◆ **Exercise requirements**
Reproduce all entries below verbatim. Skip the pictures.

○ ○ ○ ○

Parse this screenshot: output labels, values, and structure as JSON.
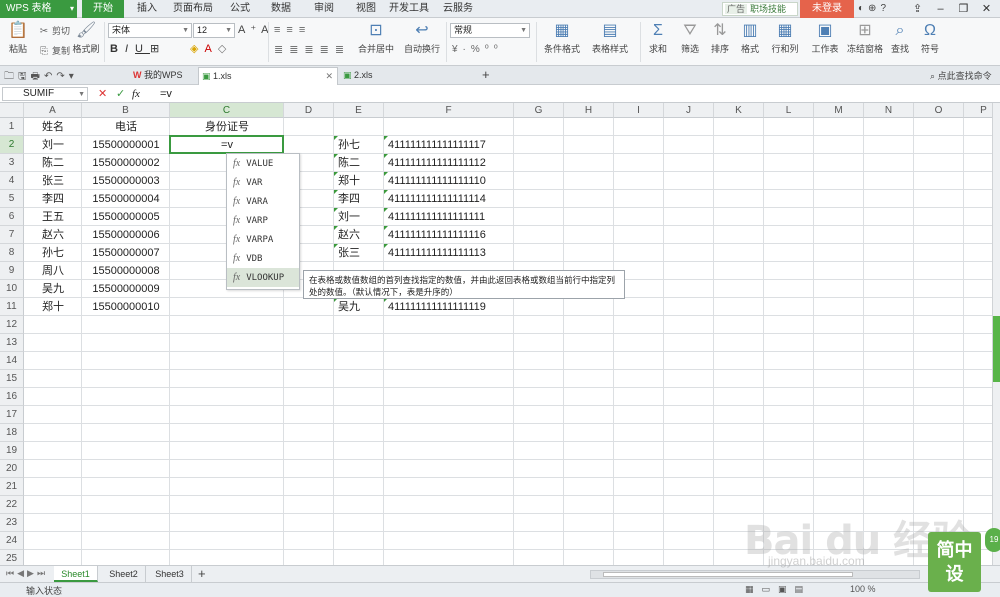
{
  "app": {
    "title": "WPS 表格",
    "login": "未登录",
    "ad": {
      "tag": "广告",
      "text": "职场技能"
    }
  },
  "menu": [
    "开始",
    "插入",
    "页面布局",
    "公式",
    "数据",
    "审阅",
    "视图",
    "开发工具",
    "云服务"
  ],
  "ribbon": {
    "paste": "粘贴",
    "cut": "剪切",
    "copy": "复制",
    "format_painter": "格式刷",
    "font": "宋体",
    "size": "12",
    "merge_center": "合并居中",
    "wrap": "自动换行",
    "num_format": "常规",
    "cond_format": "条件格式",
    "table_style": "表格样式",
    "sum": "求和",
    "filter": "筛选",
    "sort": "排序",
    "format": "格式",
    "rows_cols": "行和列",
    "worksheet": "工作表",
    "freeze": "冻结窗格",
    "find": "查找",
    "symbol": "符号"
  },
  "tabs": {
    "wps": "我的WPS",
    "doc1": "1.xls",
    "doc2": "2.xls",
    "help": "点此查找命令"
  },
  "formula": {
    "name_box": "SUMIF",
    "content": "=v"
  },
  "columns": [
    "A",
    "B",
    "C",
    "D",
    "E",
    "F",
    "G",
    "H",
    "I",
    "J",
    "K",
    "L",
    "M",
    "N",
    "O",
    "P"
  ],
  "rows": [
    "1",
    "2",
    "3",
    "4",
    "5",
    "6",
    "7",
    "8",
    "9",
    "10",
    "11",
    "12",
    "13",
    "14",
    "15",
    "16",
    "17",
    "18",
    "19",
    "20",
    "21",
    "22",
    "23",
    "24",
    "25"
  ],
  "cells": [
    {
      "r": 0,
      "c": 0,
      "v": "姓名",
      "a": "center"
    },
    {
      "r": 0,
      "c": 1,
      "v": "电话",
      "a": "center"
    },
    {
      "r": 0,
      "c": 2,
      "v": "身份证号",
      "a": "center"
    },
    {
      "r": 1,
      "c": 0,
      "v": "刘一",
      "a": "center"
    },
    {
      "r": 1,
      "c": 1,
      "v": "15500000001",
      "a": "center"
    },
    {
      "r": 1,
      "c": 2,
      "v": "=v",
      "a": "center"
    },
    {
      "r": 1,
      "c": 4,
      "v": "孙七",
      "a": "left"
    },
    {
      "r": 1,
      "c": 5,
      "v": "411111111111111117",
      "a": "left"
    },
    {
      "r": 2,
      "c": 0,
      "v": "陈二",
      "a": "center"
    },
    {
      "r": 2,
      "c": 1,
      "v": "15500000002",
      "a": "center"
    },
    {
      "r": 2,
      "c": 4,
      "v": "陈二",
      "a": "left"
    },
    {
      "r": 2,
      "c": 5,
      "v": "411111111111111112",
      "a": "left"
    },
    {
      "r": 3,
      "c": 0,
      "v": "张三",
      "a": "center"
    },
    {
      "r": 3,
      "c": 1,
      "v": "15500000003",
      "a": "center"
    },
    {
      "r": 3,
      "c": 4,
      "v": "郑十",
      "a": "left"
    },
    {
      "r": 3,
      "c": 5,
      "v": "411111111111111110",
      "a": "left"
    },
    {
      "r": 4,
      "c": 0,
      "v": "李四",
      "a": "center"
    },
    {
      "r": 4,
      "c": 1,
      "v": "15500000004",
      "a": "center"
    },
    {
      "r": 4,
      "c": 4,
      "v": "李四",
      "a": "left"
    },
    {
      "r": 4,
      "c": 5,
      "v": "411111111111111114",
      "a": "left"
    },
    {
      "r": 5,
      "c": 0,
      "v": "王五",
      "a": "center"
    },
    {
      "r": 5,
      "c": 1,
      "v": "15500000005",
      "a": "center"
    },
    {
      "r": 5,
      "c": 4,
      "v": "刘一",
      "a": "left"
    },
    {
      "r": 5,
      "c": 5,
      "v": "411111111111111111",
      "a": "left"
    },
    {
      "r": 6,
      "c": 0,
      "v": "赵六",
      "a": "center"
    },
    {
      "r": 6,
      "c": 1,
      "v": "15500000006",
      "a": "center"
    },
    {
      "r": 6,
      "c": 4,
      "v": "赵六",
      "a": "left"
    },
    {
      "r": 6,
      "c": 5,
      "v": "411111111111111116",
      "a": "left"
    },
    {
      "r": 7,
      "c": 0,
      "v": "孙七",
      "a": "center"
    },
    {
      "r": 7,
      "c": 1,
      "v": "15500000007",
      "a": "center"
    },
    {
      "r": 7,
      "c": 4,
      "v": "张三",
      "a": "left"
    },
    {
      "r": 7,
      "c": 5,
      "v": "411111111111111113",
      "a": "left"
    },
    {
      "r": 8,
      "c": 0,
      "v": "周八",
      "a": "center"
    },
    {
      "r": 8,
      "c": 1,
      "v": "15500000008",
      "a": "center"
    },
    {
      "r": 9,
      "c": 0,
      "v": "吴九",
      "a": "center"
    },
    {
      "r": 9,
      "c": 1,
      "v": "15500000009",
      "a": "center"
    },
    {
      "r": 10,
      "c": 0,
      "v": "郑十",
      "a": "center"
    },
    {
      "r": 10,
      "c": 1,
      "v": "15500000010",
      "a": "center"
    },
    {
      "r": 10,
      "c": 4,
      "v": "吴九",
      "a": "left"
    },
    {
      "r": 10,
      "c": 5,
      "v": "411111111111111119",
      "a": "left"
    }
  ],
  "autocomplete": [
    "VALUE",
    "VAR",
    "VARA",
    "VARP",
    "VARPA",
    "VDB",
    "VLOOKUP"
  ],
  "tooltip": "在表格或数值数组的首列查找指定的数值，并由此返回表格或数组当前行中指定列处的数值。（默认情况下，表是升序的）",
  "sheets": [
    "Sheet1",
    "Sheet2",
    "Sheet3"
  ],
  "status": {
    "mode": "输入状态",
    "zoom": "100 %"
  },
  "watermark": {
    "logo": "Bai du 经验",
    "url": "jingyan.baidu.com",
    "badge": "简中设",
    "side": "19"
  }
}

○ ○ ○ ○

◆ **Solved problem**
Parse this screenshot: output labels, values, and structure as JSON.
{
  "app": {
    "title": "WPS 表格",
    "login": "未登录",
    "ad": {
      "tag": "广告",
      "text": "职场技能"
    }
  },
  "menu": [
    "开始",
    "插入",
    "页面布局",
    "公式",
    "数据",
    "审阅",
    "视图",
    "开发工具",
    "云服务"
  ],
  "ribbon": {
    "paste": "粘贴",
    "cut": "剪切",
    "copy": "复制",
    "format_painter": "格式刷",
    "font": "宋体",
    "size": "12",
    "merge_center": "合并居中",
    "wrap": "自动换行",
    "num_format": "常规",
    "cond_format": "条件格式",
    "table_style": "表格样式",
    "sum": "求和",
    "filter": "筛选",
    "sort": "排序",
    "format": "格式",
    "rows_cols": "行和列",
    "worksheet": "工作表",
    "freeze": "冻结窗格",
    "find": "查找",
    "symbol": "符号"
  },
  "tabs": {
    "wps": "我的WPS",
    "doc1": "1.xls",
    "doc2": "2.xls",
    "help": "点此查找命令"
  },
  "formula": {
    "name_box": "SUMIF",
    "content": "=v"
  },
  "columns": [
    "A",
    "B",
    "C",
    "D",
    "E",
    "F",
    "G",
    "H",
    "I",
    "J",
    "K",
    "L",
    "M",
    "N",
    "O",
    "P"
  ],
  "rows": [
    "1",
    "2",
    "3",
    "4",
    "5",
    "6",
    "7",
    "8",
    "9",
    "10",
    "11",
    "12",
    "13",
    "14",
    "15",
    "16",
    "17",
    "18",
    "19",
    "20",
    "21",
    "22",
    "23",
    "24",
    "25"
  ],
  "cells": [
    {
      "r": 0,
      "c": 0,
      "v": "姓名",
      "a": "center"
    },
    {
      "r": 0,
      "c": 1,
      "v": "电话",
      "a": "center"
    },
    {
      "r": 0,
      "c": 2,
      "v": "身份证号",
      "a": "center"
    },
    {
      "r": 1,
      "c": 0,
      "v": "刘一",
      "a": "center"
    },
    {
      "r": 1,
      "c": 1,
      "v": "15500000001",
      "a": "center"
    },
    {
      "r": 1,
      "c": 2,
      "v": "=v",
      "a": "center"
    },
    {
      "r": 1,
      "c": 4,
      "v": "孙七",
      "a": "left"
    },
    {
      "r": 1,
      "c": 5,
      "v": "411111111111111117",
      "a": "left"
    },
    {
      "r": 2,
      "c": 0,
      "v": "陈二",
      "a": "center"
    },
    {
      "r": 2,
      "c": 1,
      "v": "15500000002",
      "a": "center"
    },
    {
      "r": 2,
      "c": 4,
      "v": "陈二",
      "a": "left"
    },
    {
      "r": 2,
      "c": 5,
      "v": "411111111111111112",
      "a": "left"
    },
    {
      "r": 3,
      "c": 0,
      "v": "张三",
      "a": "center"
    },
    {
      "r": 3,
      "c": 1,
      "v": "15500000003",
      "a": "center"
    },
    {
      "r": 3,
      "c": 4,
      "v": "郑十",
      "a": "left"
    },
    {
      "r": 3,
      "c": 5,
      "v": "411111111111111110",
      "a": "left"
    },
    {
      "r": 4,
      "c": 0,
      "v": "李四",
      "a": "center"
    },
    {
      "r": 4,
      "c": 1,
      "v": "15500000004",
      "a": "center"
    },
    {
      "r": 4,
      "c": 4,
      "v": "李四",
      "a": "left"
    },
    {
      "r": 4,
      "c": 5,
      "v": "411111111111111114",
      "a": "left"
    },
    {
      "r": 5,
      "c": 0,
      "v": "王五",
      "a": "center"
    },
    {
      "r": 5,
      "c": 1,
      "v": "15500000005",
      "a": "center"
    },
    {
      "r": 5,
      "c": 4,
      "v": "刘一",
      "a": "left"
    },
    {
      "r": 5,
      "c": 5,
      "v": "411111111111111111",
      "a": "left"
    },
    {
      "r": 6,
      "c": 0,
      "v": "赵六",
      "a": "center"
    },
    {
      "r": 6,
      "c": 1,
      "v": "15500000006",
      "a": "center"
    },
    {
      "r": 6,
      "c": 4,
      "v": "赵六",
      "a": "left"
    },
    {
      "r": 6,
      "c": 5,
      "v": "411111111111111116",
      "a": "left"
    },
    {
      "r": 7,
      "c": 0,
      "v": "孙七",
      "a": "center"
    },
    {
      "r": 7,
      "c": 1,
      "v": "15500000007",
      "a": "center"
    },
    {
      "r": 7,
      "c": 4,
      "v": "张三",
      "a": "left"
    },
    {
      "r": 7,
      "c": 5,
      "v": "411111111111111113",
      "a": "left"
    },
    {
      "r": 8,
      "c": 0,
      "v": "周八",
      "a": "center"
    },
    {
      "r": 8,
      "c": 1,
      "v": "15500000008",
      "a": "center"
    },
    {
      "r": 9,
      "c": 0,
      "v": "吴九",
      "a": "center"
    },
    {
      "r": 9,
      "c": 1,
      "v": "15500000009",
      "a": "center"
    },
    {
      "r": 10,
      "c": 0,
      "v": "郑十",
      "a": "center"
    },
    {
      "r": 10,
      "c": 1,
      "v": "15500000010",
      "a": "center"
    },
    {
      "r": 10,
      "c": 4,
      "v": "吴九",
      "a": "left"
    },
    {
      "r": 10,
      "c": 5,
      "v": "411111111111111119",
      "a": "left"
    }
  ],
  "autocomplete": [
    "VALUE",
    "VAR",
    "VARA",
    "VARP",
    "VARPA",
    "VDB",
    "VLOOKUP"
  ],
  "tooltip": "在表格或数值数组的首列查找指定的数值，并由此返回表格或数组当前行中指定列处的数值。（默认情况下，表是升序的）",
  "sheets": [
    "Sheet1",
    "Sheet2",
    "Sheet3"
  ],
  "status": {
    "mode": "输入状态",
    "zoom": "100 %"
  },
  "watermark": {
    "logo": "Bai du 经验",
    "url": "jingyan.baidu.com",
    "badge": "简中设",
    "side": "19"
  }
}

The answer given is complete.